If you push aside the whole leaves and recognizable leaves, you will find compost/leaf mould and most likely tons of earthworms. This is the stuff you want to use for your garden. If grandma is only using this area for leaf piles, scrape down to the subsoil -- GREAT rich topsoil under the compost. Put the leaf piles back on the subsoil to work their magic for another year or two.
From your description, I think you'll get plenty without using the undecomposed stuff in your garden beds.
For mulch, bag the dry leaves, dump them at home and run your (not mulching) lawn mower over them to chop them up. VoilÃƒÂ ! Mulch.
They don't blow away as much when chopped up and wetted down. I think mixed with grass clippings, moistened alfalfa pellets/alfalfa meal, and/or coffee grounds would be better, but not strictly necessary.
If you have more leaves, make compost pile(s) out of them, mixed with grass, weeds, and kitchen scraps.
IMHO, corncob bedding is too much brown. They also tend to get that black mold on them.
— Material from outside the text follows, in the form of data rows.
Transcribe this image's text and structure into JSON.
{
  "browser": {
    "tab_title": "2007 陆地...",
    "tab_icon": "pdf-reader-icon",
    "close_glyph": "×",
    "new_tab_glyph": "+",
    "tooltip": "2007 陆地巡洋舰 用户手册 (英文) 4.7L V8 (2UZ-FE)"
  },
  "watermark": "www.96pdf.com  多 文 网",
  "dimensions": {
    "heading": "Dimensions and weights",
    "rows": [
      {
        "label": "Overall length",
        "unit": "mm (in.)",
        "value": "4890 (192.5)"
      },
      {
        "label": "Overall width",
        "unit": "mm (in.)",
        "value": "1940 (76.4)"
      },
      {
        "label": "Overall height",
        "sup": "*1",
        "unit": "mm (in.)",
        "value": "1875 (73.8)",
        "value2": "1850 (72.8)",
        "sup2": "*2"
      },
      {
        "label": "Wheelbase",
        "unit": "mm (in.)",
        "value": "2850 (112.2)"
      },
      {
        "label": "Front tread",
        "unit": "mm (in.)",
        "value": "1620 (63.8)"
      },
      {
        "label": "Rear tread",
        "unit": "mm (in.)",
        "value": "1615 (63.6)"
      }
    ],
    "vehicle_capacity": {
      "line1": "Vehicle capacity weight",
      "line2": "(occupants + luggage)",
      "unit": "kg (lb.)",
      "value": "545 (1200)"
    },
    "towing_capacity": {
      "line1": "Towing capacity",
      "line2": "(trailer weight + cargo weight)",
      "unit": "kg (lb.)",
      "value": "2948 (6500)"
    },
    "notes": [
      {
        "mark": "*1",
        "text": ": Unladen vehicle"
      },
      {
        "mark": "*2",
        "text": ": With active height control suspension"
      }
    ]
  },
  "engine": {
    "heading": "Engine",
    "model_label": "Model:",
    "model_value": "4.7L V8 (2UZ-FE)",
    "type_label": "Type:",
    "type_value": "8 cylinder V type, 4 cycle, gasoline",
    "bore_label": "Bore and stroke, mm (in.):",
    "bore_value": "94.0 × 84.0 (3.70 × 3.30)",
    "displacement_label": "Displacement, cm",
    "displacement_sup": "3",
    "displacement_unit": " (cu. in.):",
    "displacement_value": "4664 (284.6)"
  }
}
If you are making sheet mulched/lasagna-type beds, any of the material you mentioned would be a great addition. It sounds like you'd want a bit more GREEN in there though -- more grass/weeds, alfalfa pellets, hay, manure, unfinished compost, etc.